Paul Elliott’s review published on Letterboxd:
Although The Worst Person in the World has a simple idea at its surface, it features a captivatingly intricate subtext. Under its glossy exterior is an encapsulation of modern-day uncertainties in people who want to find prosperity in life but instead find themselves stagnating or plummeting into familiar pitfalls of comfort. Directed and co-written by Joachim Trier, it taps into uneasiness and aimlessness within a generation where every moment has the tension of a ticking clock in the background. The story is told so delicately yet with such confidence and strength that it simultaneously elicits laughter and tears in all the right places. The film, which plays like a sly romantic dramedy, follows Julie (Renate Reinsve), a young woman navigating her existence and harmonies the ecstasies and agonies of youthful life and love with the quest for passion and purpose.

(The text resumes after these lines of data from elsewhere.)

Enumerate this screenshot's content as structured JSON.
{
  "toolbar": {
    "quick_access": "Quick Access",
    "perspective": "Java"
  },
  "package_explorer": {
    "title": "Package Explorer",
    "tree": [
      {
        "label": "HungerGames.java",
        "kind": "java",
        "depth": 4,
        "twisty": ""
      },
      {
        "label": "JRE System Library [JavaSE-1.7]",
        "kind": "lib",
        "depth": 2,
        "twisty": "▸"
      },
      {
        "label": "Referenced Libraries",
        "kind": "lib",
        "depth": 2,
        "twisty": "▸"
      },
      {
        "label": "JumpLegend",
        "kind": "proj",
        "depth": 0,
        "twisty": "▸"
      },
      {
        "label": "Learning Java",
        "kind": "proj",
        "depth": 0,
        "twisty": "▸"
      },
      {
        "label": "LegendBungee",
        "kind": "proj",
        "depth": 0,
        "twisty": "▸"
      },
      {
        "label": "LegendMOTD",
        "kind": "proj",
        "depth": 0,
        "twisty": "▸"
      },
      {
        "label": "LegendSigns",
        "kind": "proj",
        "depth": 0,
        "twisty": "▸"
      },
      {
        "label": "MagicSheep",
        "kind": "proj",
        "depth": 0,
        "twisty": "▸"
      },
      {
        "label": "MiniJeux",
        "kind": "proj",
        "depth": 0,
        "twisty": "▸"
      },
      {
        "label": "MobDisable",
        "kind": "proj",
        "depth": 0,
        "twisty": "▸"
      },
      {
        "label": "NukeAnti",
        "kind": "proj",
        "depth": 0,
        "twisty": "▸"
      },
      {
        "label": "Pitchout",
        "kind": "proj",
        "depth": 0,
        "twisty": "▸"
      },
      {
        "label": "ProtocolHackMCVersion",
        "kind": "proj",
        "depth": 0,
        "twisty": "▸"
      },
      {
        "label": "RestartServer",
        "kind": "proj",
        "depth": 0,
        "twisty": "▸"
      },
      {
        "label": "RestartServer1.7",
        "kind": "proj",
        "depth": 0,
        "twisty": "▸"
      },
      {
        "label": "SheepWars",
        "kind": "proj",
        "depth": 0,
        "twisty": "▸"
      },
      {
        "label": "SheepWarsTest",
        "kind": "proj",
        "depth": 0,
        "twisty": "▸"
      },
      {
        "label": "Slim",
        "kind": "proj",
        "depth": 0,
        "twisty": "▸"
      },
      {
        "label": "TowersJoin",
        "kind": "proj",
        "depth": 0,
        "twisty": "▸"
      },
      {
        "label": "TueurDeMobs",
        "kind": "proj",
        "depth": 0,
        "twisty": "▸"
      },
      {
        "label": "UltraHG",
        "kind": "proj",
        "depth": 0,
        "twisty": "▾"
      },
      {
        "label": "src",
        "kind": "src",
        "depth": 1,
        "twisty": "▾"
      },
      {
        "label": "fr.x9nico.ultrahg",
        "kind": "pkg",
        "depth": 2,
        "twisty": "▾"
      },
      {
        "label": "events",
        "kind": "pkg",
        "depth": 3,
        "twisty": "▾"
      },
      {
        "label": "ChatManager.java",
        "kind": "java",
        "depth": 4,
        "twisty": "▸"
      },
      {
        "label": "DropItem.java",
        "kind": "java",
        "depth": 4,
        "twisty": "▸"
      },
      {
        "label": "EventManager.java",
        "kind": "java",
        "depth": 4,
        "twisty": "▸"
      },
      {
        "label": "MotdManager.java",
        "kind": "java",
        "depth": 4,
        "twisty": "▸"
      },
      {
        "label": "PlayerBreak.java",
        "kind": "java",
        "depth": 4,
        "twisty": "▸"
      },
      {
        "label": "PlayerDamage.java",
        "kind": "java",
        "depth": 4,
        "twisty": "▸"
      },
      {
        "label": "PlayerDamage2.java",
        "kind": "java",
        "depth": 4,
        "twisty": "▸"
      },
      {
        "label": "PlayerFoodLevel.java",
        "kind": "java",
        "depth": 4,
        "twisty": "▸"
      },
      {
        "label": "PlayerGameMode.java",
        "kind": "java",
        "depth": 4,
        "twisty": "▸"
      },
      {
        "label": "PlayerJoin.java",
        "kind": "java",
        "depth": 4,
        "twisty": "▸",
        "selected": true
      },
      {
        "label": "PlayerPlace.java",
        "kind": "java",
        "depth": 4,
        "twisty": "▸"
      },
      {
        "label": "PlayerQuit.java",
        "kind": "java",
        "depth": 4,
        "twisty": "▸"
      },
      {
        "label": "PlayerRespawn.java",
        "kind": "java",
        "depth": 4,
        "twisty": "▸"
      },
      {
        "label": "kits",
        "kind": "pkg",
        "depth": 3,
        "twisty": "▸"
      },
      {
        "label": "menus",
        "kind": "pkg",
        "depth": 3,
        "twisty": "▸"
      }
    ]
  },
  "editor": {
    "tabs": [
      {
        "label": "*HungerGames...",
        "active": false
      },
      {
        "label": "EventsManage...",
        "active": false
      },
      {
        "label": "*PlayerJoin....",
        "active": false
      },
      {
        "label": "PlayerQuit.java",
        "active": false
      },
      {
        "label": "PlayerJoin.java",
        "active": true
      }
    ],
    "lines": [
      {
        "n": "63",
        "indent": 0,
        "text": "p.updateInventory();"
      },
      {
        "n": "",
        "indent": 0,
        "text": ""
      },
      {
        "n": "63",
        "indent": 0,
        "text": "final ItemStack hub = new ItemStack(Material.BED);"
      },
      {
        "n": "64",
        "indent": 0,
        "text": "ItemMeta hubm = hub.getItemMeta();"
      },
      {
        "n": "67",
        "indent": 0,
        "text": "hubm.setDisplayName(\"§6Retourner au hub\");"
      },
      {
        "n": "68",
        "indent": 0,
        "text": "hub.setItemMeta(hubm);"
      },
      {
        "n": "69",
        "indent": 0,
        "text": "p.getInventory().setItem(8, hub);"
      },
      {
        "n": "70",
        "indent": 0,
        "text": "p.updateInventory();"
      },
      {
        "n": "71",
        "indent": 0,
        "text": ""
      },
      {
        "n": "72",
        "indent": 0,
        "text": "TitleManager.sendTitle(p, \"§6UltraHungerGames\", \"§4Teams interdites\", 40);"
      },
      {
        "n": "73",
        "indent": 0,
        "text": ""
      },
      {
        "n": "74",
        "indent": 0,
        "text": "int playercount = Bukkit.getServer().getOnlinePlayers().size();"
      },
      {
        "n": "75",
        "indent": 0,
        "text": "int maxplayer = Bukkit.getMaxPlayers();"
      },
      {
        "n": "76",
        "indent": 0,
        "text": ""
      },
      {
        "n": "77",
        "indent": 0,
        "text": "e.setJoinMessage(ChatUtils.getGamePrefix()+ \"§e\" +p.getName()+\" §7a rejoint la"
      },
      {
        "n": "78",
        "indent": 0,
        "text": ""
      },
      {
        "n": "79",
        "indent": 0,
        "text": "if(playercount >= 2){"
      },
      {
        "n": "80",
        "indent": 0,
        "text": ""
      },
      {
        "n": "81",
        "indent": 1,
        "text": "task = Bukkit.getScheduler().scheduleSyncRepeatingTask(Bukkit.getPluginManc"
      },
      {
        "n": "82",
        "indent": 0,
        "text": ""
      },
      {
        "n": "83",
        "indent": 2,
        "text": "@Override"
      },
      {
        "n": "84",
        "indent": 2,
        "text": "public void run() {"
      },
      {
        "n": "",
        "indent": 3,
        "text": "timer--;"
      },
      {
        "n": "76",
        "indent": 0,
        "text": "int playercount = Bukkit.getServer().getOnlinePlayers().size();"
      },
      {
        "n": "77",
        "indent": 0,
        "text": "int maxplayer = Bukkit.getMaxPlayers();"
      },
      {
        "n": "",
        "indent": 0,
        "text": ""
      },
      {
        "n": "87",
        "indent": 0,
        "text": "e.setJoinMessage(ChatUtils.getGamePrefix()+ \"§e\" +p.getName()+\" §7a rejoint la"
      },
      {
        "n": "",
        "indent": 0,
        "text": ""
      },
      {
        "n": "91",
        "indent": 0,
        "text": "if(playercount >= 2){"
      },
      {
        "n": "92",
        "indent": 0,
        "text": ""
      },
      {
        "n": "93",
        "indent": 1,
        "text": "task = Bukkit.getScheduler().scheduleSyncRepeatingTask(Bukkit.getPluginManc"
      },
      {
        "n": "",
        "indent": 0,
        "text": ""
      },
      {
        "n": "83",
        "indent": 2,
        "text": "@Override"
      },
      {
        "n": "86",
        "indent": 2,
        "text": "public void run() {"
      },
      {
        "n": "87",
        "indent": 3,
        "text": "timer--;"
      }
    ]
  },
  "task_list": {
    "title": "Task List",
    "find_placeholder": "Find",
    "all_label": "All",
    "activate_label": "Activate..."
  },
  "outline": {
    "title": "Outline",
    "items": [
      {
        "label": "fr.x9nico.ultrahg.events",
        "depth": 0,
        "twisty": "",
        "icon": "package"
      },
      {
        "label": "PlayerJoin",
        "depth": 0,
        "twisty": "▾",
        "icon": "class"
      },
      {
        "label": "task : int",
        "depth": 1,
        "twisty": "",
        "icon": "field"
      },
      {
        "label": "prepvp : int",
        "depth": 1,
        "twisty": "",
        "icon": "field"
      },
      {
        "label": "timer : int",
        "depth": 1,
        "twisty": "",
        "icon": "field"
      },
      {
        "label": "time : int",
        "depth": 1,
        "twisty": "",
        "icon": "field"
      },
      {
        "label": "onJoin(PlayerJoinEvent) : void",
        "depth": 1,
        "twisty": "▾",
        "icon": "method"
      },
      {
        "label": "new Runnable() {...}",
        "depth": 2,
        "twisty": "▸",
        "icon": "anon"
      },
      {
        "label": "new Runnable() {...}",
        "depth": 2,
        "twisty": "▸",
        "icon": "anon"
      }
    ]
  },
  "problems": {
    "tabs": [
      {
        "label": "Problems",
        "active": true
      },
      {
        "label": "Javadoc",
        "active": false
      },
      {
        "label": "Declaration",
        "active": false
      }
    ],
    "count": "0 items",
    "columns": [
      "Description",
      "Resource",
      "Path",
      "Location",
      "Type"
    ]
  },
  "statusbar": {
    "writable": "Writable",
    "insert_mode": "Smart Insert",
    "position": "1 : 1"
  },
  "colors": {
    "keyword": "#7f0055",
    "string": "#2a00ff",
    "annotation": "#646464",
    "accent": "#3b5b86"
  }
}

Reinsve's performance commandeers every moment of The Worst Person In The World with an extraordinary balance of grounded maturity and enjoyment.